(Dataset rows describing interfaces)
▼

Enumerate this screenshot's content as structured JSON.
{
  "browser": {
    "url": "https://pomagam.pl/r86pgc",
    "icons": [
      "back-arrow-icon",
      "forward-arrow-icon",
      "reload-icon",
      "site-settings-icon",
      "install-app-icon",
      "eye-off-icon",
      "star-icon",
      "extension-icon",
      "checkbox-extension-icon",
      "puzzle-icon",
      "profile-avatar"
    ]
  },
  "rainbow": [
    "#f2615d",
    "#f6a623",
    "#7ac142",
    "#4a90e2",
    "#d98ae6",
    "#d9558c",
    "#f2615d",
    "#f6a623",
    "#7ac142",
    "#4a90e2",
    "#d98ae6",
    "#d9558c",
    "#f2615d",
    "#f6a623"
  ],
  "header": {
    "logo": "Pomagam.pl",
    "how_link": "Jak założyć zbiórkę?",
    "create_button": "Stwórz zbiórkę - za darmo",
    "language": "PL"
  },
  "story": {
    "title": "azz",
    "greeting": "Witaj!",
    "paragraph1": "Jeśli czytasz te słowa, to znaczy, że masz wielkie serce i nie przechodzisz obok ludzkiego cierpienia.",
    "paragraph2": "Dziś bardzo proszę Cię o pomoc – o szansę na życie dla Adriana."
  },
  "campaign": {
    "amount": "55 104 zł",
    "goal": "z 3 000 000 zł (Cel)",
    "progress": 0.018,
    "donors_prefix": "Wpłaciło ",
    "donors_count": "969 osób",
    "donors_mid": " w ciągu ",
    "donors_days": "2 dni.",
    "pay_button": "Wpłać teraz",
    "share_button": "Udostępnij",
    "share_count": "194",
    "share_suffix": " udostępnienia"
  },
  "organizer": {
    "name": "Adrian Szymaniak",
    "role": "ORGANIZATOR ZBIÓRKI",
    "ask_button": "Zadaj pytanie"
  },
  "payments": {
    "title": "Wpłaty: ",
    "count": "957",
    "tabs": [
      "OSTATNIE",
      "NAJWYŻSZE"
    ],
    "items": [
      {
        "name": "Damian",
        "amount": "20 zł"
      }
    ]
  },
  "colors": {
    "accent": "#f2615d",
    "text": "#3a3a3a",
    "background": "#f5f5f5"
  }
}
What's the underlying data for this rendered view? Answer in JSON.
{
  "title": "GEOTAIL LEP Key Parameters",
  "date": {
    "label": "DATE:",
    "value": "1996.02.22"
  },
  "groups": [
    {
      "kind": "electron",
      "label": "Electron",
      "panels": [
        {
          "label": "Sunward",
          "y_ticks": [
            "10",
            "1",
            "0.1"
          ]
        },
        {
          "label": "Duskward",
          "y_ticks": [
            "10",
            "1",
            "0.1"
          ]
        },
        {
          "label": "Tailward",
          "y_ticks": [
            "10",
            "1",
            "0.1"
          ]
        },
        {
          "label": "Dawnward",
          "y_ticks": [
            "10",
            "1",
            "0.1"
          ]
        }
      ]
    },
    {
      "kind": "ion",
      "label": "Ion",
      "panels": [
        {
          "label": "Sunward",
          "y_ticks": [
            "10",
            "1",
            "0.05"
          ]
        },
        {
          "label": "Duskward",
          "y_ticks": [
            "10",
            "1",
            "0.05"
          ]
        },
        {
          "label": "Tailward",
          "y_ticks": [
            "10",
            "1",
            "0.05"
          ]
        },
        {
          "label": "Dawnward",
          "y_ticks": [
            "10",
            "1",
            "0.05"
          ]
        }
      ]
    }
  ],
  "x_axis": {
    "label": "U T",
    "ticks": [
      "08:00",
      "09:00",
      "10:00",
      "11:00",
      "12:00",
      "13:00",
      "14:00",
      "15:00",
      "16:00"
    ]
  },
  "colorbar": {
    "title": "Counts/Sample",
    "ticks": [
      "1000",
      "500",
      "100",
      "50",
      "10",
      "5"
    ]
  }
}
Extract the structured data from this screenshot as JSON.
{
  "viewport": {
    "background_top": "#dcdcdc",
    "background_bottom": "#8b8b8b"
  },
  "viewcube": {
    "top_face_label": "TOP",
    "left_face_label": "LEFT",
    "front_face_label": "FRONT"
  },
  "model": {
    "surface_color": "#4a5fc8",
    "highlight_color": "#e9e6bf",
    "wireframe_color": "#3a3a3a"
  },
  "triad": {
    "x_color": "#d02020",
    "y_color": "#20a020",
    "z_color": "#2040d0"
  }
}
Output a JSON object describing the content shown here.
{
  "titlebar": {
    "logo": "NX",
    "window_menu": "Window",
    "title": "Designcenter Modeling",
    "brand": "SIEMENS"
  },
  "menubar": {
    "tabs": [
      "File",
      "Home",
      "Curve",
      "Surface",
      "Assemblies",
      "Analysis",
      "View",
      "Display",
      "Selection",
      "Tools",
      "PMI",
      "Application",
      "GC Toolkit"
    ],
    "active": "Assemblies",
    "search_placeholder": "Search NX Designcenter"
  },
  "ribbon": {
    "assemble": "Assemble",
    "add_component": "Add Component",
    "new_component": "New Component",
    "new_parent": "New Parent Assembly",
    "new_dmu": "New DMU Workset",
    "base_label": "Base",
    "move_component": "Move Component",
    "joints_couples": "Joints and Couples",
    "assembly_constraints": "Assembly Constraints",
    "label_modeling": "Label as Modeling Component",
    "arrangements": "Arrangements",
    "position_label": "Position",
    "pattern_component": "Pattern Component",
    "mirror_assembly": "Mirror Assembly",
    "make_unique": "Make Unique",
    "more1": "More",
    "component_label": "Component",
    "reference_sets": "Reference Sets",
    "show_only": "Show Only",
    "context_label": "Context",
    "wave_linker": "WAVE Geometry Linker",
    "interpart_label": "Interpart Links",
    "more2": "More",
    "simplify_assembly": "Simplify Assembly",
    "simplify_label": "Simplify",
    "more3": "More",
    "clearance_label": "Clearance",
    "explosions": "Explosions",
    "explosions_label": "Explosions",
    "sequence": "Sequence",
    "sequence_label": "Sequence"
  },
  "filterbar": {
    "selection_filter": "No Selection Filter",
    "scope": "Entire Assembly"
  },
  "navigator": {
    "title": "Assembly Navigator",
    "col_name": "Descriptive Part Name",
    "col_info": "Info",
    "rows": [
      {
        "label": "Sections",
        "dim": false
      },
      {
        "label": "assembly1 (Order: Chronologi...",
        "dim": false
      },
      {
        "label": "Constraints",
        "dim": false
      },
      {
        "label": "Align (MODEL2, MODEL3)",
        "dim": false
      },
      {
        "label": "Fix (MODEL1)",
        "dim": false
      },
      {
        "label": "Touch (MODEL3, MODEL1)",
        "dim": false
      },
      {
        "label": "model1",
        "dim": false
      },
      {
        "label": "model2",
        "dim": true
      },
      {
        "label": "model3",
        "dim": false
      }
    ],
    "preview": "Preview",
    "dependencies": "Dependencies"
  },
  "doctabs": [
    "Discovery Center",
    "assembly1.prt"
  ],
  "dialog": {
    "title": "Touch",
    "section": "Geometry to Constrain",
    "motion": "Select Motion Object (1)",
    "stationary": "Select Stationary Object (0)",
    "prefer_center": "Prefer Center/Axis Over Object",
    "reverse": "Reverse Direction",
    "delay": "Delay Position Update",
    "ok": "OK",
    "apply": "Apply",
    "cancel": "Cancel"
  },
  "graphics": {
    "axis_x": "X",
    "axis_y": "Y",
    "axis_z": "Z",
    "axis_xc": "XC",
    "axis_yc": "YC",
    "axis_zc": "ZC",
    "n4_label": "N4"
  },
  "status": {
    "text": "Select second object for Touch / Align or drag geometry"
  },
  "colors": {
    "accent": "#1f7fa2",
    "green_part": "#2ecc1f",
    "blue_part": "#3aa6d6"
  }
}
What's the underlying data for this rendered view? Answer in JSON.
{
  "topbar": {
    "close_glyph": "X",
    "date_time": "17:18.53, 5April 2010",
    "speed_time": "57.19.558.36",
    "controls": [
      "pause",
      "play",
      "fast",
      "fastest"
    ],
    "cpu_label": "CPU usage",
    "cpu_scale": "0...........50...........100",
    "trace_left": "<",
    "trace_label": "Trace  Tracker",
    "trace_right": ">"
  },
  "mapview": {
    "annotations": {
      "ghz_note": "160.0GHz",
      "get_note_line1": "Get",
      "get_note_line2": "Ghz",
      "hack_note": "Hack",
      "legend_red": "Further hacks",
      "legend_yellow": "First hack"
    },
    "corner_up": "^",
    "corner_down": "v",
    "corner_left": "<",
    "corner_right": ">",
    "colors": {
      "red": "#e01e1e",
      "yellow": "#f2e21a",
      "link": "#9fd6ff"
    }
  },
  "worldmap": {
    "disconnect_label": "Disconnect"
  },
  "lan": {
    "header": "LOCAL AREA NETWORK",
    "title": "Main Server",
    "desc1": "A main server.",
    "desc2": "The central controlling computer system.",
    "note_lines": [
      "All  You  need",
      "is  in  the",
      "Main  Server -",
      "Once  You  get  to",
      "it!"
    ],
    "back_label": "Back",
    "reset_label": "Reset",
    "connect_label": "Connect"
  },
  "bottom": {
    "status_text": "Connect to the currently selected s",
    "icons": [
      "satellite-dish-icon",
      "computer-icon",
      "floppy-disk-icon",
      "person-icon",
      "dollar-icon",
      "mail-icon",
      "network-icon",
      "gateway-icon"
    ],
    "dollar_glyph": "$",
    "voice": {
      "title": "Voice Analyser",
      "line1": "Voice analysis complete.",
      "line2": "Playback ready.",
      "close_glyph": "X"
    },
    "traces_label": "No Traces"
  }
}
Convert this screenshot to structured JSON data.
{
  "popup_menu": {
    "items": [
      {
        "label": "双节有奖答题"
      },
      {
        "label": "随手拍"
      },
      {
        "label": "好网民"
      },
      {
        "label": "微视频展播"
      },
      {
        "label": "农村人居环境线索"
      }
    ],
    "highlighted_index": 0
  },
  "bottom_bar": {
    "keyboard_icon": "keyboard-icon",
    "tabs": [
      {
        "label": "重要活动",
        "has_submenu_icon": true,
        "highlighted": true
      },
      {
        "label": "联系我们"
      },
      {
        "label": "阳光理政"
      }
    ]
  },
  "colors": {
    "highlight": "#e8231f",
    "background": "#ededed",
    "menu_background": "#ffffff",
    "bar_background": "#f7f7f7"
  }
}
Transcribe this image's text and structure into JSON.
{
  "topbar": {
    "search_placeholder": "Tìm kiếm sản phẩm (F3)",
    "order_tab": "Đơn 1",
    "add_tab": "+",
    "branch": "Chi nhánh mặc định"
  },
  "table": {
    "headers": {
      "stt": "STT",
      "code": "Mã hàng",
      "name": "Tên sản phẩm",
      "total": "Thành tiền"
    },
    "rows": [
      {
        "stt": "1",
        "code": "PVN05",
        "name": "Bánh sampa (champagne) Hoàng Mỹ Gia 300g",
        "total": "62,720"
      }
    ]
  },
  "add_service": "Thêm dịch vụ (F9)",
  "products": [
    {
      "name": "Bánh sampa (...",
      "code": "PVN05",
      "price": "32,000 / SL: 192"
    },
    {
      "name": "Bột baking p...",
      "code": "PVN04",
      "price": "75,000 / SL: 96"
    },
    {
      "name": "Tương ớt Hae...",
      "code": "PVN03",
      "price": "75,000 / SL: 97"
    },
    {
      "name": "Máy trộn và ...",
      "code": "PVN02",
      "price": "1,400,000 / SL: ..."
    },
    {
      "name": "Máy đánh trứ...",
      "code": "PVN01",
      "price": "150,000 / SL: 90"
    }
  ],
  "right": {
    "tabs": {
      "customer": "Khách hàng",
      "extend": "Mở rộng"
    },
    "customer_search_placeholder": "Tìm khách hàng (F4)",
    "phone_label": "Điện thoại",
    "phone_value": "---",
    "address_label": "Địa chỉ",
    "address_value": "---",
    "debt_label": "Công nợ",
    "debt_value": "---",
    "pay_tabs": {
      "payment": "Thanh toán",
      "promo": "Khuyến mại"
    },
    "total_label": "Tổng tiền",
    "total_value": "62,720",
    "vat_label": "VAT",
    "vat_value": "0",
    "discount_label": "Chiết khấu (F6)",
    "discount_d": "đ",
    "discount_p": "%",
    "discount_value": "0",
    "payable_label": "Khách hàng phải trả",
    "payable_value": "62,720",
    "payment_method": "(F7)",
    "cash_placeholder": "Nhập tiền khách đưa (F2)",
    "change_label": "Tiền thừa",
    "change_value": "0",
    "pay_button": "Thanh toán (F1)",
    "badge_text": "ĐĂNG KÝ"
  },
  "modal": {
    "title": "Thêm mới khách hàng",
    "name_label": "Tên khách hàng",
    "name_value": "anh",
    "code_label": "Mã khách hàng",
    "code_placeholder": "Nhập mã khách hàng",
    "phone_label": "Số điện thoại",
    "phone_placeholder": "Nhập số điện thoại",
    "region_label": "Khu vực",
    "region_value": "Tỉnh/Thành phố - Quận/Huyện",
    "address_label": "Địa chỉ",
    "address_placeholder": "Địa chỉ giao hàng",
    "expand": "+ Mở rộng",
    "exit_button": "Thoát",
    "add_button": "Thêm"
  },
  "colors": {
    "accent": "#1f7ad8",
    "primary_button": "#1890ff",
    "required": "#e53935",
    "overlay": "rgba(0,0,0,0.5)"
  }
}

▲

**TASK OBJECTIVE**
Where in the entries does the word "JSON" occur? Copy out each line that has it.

**RESPONSE TO THIS EXERCISE**
Enumerate this screenshot's content as structured JSON.
What's the underlying data for this rendered view? Answer in JSON.
Extract the structured data from this screenshot as JSON.
Output a JSON object describing the content shown here.
What's the underlying data for this rendered view? Answer in JSON.
Convert this screenshot to structured JSON data.
Transcribe this image's text and structure into JSON.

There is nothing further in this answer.